What the task asks - If a line below holds the word "cisco", count it; then say how many such lines there are and nothing else.

Records to process -
-------------------------

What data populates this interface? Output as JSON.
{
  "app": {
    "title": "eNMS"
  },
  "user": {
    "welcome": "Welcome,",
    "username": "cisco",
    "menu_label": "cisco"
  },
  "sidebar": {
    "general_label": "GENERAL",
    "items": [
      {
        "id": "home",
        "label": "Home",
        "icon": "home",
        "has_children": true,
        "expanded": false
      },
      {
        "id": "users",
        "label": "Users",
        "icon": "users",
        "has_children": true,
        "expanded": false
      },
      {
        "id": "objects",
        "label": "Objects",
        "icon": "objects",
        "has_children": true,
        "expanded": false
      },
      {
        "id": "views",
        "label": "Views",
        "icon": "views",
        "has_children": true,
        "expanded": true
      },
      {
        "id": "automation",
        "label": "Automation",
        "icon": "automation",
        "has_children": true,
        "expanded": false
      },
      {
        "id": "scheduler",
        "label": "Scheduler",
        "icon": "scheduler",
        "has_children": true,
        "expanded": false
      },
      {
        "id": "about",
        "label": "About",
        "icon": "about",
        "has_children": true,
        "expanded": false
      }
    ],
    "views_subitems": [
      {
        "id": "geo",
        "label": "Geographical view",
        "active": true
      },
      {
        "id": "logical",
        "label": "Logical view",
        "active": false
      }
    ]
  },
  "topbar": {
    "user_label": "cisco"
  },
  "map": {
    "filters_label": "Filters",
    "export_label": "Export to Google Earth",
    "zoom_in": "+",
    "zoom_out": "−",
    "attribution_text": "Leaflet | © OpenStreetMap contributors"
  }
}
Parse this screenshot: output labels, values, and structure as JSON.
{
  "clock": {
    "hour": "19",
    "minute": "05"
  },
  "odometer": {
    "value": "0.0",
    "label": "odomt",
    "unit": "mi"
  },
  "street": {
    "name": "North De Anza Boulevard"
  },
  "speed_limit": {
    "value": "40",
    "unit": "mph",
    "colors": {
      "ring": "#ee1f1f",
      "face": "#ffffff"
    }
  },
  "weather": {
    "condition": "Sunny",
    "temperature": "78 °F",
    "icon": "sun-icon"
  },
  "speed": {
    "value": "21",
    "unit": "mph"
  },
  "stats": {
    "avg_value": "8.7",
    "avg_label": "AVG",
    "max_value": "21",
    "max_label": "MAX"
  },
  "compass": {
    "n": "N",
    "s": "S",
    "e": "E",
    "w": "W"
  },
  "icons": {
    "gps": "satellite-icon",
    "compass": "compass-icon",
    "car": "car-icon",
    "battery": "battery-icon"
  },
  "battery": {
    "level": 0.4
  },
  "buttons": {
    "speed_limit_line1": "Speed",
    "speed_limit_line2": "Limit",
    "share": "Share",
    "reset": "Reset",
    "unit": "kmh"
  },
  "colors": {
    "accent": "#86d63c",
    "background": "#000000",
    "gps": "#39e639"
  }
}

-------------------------

Exercise response - 3